To achieve this, we naturally need to build on the initiatives already in place at European level: the Capital Markets Union, the Juncker Investment Plan and the Banking Union. But we also need to foster synergies between them and go even further.
⦁ More reform at national level and a better collective economic strategy
When each State acts without worrying about its neighbours, we end up in a situation that is sub-optimal for everyone. There is no doubt that growth and employment would be stronger in the euro area if its members committed to implementing more structural reforms where they are needed, such as in France and in Italy, and to providing more fiscal or wage support where there is room to manoeuvre, such as in Germany. But for that to happen, we need to rebuild the trust between member countries. First by accelerating reforms at home – in France and in Italy - and let me be clear, it is in our national interest. And then, in order for this collective strategy to exist, the euro area needs an institution that inspires confidence, one that embodies and brings to fruition the shared commitment of our Member States. This institution could consist of a democratically legitimate euro area “Finance Minister”. It could also - subject to certain conditions - have a European stabilisation budget to enable it to cushion any economic shocks in Member States; one possible solution, which remains to be discussed, could be a shared unemployment insurance scheme, as suggested by Finance Minister Pier Carlo Padoan.

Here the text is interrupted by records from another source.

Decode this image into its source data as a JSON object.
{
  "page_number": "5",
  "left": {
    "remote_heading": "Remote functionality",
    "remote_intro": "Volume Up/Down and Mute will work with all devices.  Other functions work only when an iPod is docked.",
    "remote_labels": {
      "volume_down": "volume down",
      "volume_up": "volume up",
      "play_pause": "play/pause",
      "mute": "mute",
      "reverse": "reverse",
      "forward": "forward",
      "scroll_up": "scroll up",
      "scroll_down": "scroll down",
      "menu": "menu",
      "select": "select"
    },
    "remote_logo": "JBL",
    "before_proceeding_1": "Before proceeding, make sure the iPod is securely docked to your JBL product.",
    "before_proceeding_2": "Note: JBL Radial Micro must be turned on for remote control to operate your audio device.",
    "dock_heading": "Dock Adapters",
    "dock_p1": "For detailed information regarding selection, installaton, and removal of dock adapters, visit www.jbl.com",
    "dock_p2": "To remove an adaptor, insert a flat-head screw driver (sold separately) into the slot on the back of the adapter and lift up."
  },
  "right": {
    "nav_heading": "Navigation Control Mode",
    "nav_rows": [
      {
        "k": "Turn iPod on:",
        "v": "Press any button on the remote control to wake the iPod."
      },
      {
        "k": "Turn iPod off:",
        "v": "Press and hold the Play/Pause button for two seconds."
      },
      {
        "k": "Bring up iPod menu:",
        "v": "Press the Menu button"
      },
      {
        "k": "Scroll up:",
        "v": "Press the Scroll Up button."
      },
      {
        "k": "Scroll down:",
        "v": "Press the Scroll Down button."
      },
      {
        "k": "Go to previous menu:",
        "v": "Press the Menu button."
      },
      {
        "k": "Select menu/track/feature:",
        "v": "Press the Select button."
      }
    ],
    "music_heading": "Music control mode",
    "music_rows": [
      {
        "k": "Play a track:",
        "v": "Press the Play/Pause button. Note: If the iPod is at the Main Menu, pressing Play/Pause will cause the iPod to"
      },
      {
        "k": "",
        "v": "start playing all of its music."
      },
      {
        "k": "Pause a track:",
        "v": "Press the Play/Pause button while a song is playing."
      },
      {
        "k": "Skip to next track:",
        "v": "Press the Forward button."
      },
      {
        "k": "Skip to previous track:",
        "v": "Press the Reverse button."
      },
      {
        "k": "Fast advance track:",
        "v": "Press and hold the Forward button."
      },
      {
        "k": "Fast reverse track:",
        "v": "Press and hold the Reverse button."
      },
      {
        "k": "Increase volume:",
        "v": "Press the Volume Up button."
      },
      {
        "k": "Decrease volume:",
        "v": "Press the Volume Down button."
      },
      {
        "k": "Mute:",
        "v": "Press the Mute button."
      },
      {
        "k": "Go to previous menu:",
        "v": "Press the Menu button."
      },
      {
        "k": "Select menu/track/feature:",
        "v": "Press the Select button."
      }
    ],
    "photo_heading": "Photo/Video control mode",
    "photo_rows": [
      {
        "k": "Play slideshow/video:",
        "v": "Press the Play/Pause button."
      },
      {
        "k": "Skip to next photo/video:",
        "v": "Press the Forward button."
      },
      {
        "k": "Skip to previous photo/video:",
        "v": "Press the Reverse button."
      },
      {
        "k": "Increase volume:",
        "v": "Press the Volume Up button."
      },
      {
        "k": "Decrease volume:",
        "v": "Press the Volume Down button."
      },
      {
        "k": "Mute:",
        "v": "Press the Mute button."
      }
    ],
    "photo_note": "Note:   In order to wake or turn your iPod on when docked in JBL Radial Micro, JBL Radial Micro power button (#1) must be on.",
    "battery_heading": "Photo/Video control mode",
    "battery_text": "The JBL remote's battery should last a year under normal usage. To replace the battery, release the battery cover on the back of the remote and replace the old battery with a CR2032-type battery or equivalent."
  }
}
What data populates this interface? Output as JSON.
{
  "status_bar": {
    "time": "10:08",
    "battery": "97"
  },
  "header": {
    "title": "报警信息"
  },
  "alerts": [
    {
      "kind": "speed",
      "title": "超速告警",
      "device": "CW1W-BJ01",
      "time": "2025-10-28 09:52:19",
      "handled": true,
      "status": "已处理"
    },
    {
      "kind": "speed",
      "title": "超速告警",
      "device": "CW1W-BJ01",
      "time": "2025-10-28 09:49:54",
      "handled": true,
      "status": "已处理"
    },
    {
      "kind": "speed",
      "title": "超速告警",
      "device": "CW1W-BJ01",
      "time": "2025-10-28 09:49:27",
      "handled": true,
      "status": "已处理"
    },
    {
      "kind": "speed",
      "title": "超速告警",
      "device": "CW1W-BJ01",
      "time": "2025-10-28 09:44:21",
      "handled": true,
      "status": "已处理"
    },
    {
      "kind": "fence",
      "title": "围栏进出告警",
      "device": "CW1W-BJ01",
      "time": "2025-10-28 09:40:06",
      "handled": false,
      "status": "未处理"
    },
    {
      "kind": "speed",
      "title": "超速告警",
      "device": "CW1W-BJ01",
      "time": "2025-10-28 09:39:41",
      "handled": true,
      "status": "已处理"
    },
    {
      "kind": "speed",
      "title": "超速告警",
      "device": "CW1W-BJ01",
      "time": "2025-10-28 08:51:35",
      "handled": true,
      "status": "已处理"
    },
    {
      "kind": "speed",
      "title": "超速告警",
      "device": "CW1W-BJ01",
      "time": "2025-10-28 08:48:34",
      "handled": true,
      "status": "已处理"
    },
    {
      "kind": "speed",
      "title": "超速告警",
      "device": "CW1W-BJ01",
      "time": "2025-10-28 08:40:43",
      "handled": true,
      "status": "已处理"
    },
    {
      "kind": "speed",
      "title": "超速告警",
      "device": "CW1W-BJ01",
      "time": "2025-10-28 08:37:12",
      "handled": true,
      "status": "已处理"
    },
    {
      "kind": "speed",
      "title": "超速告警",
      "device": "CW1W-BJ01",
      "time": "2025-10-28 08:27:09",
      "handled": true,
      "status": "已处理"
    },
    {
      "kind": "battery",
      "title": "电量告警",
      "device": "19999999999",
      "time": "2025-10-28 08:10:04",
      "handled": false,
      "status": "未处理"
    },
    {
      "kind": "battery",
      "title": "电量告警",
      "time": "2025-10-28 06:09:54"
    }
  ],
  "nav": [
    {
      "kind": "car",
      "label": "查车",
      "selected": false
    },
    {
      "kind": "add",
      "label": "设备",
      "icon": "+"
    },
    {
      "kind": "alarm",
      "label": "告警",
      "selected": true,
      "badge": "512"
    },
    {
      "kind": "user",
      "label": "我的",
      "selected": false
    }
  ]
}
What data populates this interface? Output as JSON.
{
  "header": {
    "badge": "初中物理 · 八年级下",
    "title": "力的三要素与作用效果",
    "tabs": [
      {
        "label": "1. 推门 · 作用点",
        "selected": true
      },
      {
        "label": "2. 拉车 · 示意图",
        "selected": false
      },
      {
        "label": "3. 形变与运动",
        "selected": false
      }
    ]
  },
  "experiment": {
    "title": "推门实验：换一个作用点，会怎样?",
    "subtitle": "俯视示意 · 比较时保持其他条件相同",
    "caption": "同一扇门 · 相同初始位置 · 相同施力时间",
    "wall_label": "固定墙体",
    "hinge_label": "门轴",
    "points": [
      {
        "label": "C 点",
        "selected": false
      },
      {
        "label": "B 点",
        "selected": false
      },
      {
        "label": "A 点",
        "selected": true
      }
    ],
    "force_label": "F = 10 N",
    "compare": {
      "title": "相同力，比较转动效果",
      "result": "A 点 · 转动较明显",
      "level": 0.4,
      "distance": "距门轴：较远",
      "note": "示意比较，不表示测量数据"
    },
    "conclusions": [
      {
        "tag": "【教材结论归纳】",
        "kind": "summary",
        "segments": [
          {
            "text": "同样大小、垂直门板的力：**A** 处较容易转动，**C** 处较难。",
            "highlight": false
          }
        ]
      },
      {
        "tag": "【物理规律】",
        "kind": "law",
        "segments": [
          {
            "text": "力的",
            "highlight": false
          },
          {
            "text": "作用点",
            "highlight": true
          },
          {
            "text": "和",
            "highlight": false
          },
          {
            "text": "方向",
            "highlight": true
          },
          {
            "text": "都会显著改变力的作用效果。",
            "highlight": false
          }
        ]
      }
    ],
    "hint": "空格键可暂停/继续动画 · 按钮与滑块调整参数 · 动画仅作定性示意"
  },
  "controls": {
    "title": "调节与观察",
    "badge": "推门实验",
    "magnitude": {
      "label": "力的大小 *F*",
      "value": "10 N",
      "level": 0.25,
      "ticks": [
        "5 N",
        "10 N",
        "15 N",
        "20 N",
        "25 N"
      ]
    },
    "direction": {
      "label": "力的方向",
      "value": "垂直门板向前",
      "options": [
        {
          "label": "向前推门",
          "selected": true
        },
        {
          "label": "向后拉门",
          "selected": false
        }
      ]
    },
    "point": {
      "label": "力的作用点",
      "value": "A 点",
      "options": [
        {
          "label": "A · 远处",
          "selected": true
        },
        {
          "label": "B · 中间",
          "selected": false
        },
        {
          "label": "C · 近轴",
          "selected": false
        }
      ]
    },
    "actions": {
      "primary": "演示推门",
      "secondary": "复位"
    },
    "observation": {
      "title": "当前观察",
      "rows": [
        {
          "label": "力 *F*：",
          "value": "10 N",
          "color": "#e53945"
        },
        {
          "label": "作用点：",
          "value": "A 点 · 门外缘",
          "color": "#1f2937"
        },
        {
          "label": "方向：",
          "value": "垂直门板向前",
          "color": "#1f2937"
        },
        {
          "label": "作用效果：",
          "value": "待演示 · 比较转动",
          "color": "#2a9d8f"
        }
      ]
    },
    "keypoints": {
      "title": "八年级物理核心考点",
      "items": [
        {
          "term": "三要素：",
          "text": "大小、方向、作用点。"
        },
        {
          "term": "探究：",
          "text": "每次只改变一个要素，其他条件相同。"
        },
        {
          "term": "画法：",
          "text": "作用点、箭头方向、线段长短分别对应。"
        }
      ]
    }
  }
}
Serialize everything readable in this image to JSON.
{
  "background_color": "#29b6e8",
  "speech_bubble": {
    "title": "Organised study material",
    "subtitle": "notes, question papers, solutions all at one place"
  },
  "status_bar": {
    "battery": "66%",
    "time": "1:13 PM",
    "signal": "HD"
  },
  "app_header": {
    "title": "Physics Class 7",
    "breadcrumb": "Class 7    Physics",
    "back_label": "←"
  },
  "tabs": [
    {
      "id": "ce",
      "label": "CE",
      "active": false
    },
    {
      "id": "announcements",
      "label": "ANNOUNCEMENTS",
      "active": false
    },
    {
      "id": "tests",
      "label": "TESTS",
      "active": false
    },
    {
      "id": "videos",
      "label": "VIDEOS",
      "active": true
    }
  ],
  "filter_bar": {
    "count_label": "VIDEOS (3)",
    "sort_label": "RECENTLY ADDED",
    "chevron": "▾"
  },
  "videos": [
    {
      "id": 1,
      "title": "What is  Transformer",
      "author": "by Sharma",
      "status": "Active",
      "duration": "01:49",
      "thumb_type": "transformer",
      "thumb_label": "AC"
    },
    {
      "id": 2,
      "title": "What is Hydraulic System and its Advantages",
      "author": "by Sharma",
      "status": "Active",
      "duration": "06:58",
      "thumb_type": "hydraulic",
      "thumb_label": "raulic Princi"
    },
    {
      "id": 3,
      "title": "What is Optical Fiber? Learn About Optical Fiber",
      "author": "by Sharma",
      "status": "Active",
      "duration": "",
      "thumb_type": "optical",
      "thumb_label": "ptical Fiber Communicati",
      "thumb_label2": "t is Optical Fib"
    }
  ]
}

Allow me to conclude with the words of Carlo Azeglio Ciampi, that great Tuscan and President of the Italian Republic, who unfortunately passed away just recently. “What has been achieved [in Europe], in both the economic and political spheres, seems too important each time to be put at risk: it is so important to give governments and citizens the courage to make further steps forwards […]. In this sense, the creation of the euro is not only an end point but also a starting point.” The euro has never been easy but it is not a self-imposed straitjacket - rather it is a political and historical ambition. In these troubled times for Europe, we need both to buttress this vital asset and to build on it for the future. We have to do it for your generation, because you are the hope for Italy and for Europe. But more than that, we need to do it with your generation. Thank you for your attention.